The Lowenstein Human Rights Project is the law school's extracurricular human rights group. Through the Lowenstein Project, small teams of students work on specific human rights issues, usually on behalf of, and with guidance from, a human rights or other public interest NGO. Teams conduct research, write memoranda, engage in advocacy activities, and organize events at the law school. The Lowenstein Project was founded in 1981 and named in honor of Allard K. Lowenstein, a U.S. Congressman and pioneering human rights activist. Sophie Chau, Jaclyn Harris and Julia Shu are the 2014-15 Student Directors of the Lowenstein Project, and Jim Silk is the Project's faculty adviser. The Lowenstein Project regularly works with leading U.S.-based human rights organizations as well as smaller organizations headquartered in Latin America, Asia, Africa, and Europe.

Although the Lowenstein Project is an extracurricular group, student participants may receive one ungraded credit per semester for their participation after their first semester of law school. Many students find summer internships through their involvement in the Lowenstein Project.

Most of the projects that students carry out through the Lowenstein Project are developed in cooperation with outside organizations, students are also encouraged to initiate their own projects and solicit volunteers through the Lowenstein Project. The Lowenstein Project holds an organizational meeting each fall to recruit new members and discuss possible projects.

If your organization is interested in working with the Lowenstein Project, please learn more about our project development process.

The Lowenstein Project co-directors typically begin project development over the summer before each academic year begins. We work with staff members of human rights or public interest NGOs to develop projects that address existing research needs within the organization and that are also tailored to the capabilities and skills of YLS students. Students can be recruited to conduct research on domestic or foreign laws, policies, or advocacy strategies, depending on what information would be of most use to the organization's ongoing work. We are happy to provide you with some examples of previous research projects if this would assist you in formulating a project proposal.

Once a research proposal has been generated, a group of 2–6 students is assigned to work on the research or advocacy project. The students begin working on the project in late September or early October and finish the project by mid-to-late December. Depending on how many students express interest in a project, between 20–120 hours can be devoted to the research. All research and writing is completed at Yale using university resources, so students do not incur any expenses.

Organizations typically begin communicating with their assigned students by either having an on-site meeting or through scheduling a conference call. As part of this initial contact, organizations are expected to provide students with a description of the project they are complete, additional background information, and where possible, a sense of where to locate the resources needed to complete the project. A staff member of the organization works as the students’ supervisor and is expected to maintain regular contact with the group throughout the semester to provide feedback and guidance on the research being generated.
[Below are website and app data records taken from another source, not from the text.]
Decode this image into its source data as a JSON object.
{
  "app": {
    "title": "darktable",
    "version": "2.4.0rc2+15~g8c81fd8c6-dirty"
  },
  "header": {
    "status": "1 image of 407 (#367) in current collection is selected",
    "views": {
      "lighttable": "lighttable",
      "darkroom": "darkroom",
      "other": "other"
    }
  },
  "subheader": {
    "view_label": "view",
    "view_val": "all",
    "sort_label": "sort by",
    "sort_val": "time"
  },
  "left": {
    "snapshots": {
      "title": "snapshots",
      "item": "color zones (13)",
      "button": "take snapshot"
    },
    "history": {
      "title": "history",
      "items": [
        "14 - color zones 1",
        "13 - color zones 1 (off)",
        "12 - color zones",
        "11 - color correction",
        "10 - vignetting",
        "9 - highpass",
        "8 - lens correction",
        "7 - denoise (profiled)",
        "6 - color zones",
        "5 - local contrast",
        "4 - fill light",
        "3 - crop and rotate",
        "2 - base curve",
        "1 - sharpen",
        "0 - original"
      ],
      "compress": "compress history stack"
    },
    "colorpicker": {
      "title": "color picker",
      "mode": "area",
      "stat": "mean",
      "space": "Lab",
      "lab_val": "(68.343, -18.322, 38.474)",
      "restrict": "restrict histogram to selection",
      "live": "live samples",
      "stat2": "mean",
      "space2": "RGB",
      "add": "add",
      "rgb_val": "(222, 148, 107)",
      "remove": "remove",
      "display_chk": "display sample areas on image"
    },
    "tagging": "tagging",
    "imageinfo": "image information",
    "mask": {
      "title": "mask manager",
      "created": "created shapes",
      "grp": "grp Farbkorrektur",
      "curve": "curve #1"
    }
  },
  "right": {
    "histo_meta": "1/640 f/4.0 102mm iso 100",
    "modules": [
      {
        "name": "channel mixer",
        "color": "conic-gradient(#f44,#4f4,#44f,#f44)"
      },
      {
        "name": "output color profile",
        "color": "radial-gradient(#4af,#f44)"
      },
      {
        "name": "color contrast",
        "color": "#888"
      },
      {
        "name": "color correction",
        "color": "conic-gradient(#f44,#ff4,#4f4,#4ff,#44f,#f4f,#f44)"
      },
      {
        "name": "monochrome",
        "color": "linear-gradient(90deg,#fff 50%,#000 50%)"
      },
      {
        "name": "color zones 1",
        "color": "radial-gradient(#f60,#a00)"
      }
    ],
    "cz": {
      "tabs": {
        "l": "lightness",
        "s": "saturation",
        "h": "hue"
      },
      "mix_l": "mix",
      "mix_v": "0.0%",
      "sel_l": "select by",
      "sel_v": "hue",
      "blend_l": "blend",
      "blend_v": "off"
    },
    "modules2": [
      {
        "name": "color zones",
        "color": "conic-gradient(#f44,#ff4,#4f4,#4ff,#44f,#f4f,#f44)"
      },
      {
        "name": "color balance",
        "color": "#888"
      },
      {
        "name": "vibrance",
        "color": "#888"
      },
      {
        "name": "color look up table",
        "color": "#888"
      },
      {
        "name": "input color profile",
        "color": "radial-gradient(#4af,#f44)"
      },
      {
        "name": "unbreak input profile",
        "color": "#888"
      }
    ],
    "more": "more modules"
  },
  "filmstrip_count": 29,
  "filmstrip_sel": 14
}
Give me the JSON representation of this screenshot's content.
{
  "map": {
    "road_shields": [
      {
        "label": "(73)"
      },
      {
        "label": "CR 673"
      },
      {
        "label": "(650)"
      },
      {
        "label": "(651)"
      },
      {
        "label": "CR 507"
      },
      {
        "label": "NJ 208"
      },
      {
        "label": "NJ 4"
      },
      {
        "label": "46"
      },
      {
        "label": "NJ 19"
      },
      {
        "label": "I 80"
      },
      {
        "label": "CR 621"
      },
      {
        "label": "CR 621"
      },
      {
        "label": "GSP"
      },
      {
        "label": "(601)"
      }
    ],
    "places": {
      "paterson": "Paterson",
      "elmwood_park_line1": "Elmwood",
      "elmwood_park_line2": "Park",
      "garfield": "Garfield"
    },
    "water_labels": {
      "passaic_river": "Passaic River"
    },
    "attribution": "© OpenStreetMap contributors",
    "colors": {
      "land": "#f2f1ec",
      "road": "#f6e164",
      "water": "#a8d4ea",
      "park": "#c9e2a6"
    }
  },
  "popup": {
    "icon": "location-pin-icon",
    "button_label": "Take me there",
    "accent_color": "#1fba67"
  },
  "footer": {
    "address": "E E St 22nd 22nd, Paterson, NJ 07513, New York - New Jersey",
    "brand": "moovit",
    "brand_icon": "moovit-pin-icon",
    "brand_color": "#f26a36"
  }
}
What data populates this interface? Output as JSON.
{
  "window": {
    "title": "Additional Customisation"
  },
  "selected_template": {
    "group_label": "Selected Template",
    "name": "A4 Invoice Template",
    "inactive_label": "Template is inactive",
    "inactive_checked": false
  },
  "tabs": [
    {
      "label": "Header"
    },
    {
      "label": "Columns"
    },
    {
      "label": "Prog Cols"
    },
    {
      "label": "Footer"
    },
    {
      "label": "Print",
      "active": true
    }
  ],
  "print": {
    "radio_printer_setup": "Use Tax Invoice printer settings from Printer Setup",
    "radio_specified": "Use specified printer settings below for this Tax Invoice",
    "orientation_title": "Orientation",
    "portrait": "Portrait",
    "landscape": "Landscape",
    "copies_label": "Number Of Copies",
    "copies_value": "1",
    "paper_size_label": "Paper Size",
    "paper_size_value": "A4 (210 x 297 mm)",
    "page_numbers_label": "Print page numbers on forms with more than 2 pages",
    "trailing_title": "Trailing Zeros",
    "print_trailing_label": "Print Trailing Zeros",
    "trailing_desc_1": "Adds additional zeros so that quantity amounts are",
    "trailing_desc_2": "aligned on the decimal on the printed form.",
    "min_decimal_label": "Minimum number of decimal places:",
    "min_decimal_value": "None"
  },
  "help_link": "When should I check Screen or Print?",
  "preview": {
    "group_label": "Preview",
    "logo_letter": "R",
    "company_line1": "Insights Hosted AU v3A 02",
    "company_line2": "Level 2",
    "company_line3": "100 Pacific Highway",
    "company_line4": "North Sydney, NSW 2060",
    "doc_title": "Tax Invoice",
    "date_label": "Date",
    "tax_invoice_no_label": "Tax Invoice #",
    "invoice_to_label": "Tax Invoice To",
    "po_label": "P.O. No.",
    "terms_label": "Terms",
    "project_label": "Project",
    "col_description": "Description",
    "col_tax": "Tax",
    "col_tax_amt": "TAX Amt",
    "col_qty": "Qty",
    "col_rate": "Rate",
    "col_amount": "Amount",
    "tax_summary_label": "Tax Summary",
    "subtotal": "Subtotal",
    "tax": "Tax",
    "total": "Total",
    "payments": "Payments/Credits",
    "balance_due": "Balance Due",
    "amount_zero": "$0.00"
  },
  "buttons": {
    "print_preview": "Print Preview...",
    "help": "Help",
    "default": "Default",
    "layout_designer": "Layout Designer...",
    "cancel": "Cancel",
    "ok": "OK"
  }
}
At the end of the semester, students submit their work product to the organization, which can take the form of a memorandum, sections of a brief, a set of recommendations, or simply a summary of the research they have conducted.

While the majority of projects are completed in the fall semester, a small number of students remain interested in working on projects during the spring semester. These projects typically begin in February and end in June.

For questions or to discuss a project proposal, please contact one of the student directors: Taylor Henley and Alexander Resar. Thank you!

YLS Students Assisting the Extraordinary Chambers in the Courts of Cambodia (Khmer Rouge Trials)

The Yale Law School Legal Project Assisting the Extraordinary Chambers in the Courts of Cambodia (ECCC), colloquially referred to as the ECCC Project, is a special initiative within the Lowenstein Project started in the spring of 2007. Students in the ECCC Project perform legal research for the Supreme Court Chamber of the ECCC, which is working to prosecute Khmer Rouge leaders for atrocities committed during the Khmer Rouge regime from 1975 to 1979. Although specific project topics are confidential, projects generally involve cutting-edge issues of international law, such as jurisdiction, criminal procedure, immunity, amnesty, victims’ participation, reparations, and compliance with international human rights standards. The students generally work in teams, and each team’s final product is a bench memorandum to a sitting judge on the court regarding an unresolved question of Cambodian or international law. The ECCC Project also meets frequently during the semester as a reading group to learn about and discuss human rights law, international criminal procedure, and Cambodian politics and history. In addition, the ECCC Project arranges a variety of film screenings and hosts guest speakers such as international judges, regional experts, and professors with expertise related to the project. Students also give presentations to fellow project members on their research.

No previous knowledge or experience with transitional justice, international law, or Cambodia is necessary to participate, although such experience is welcomed.

For more information, please contact one of the student directors: Taylor Henley and Alexander Resar.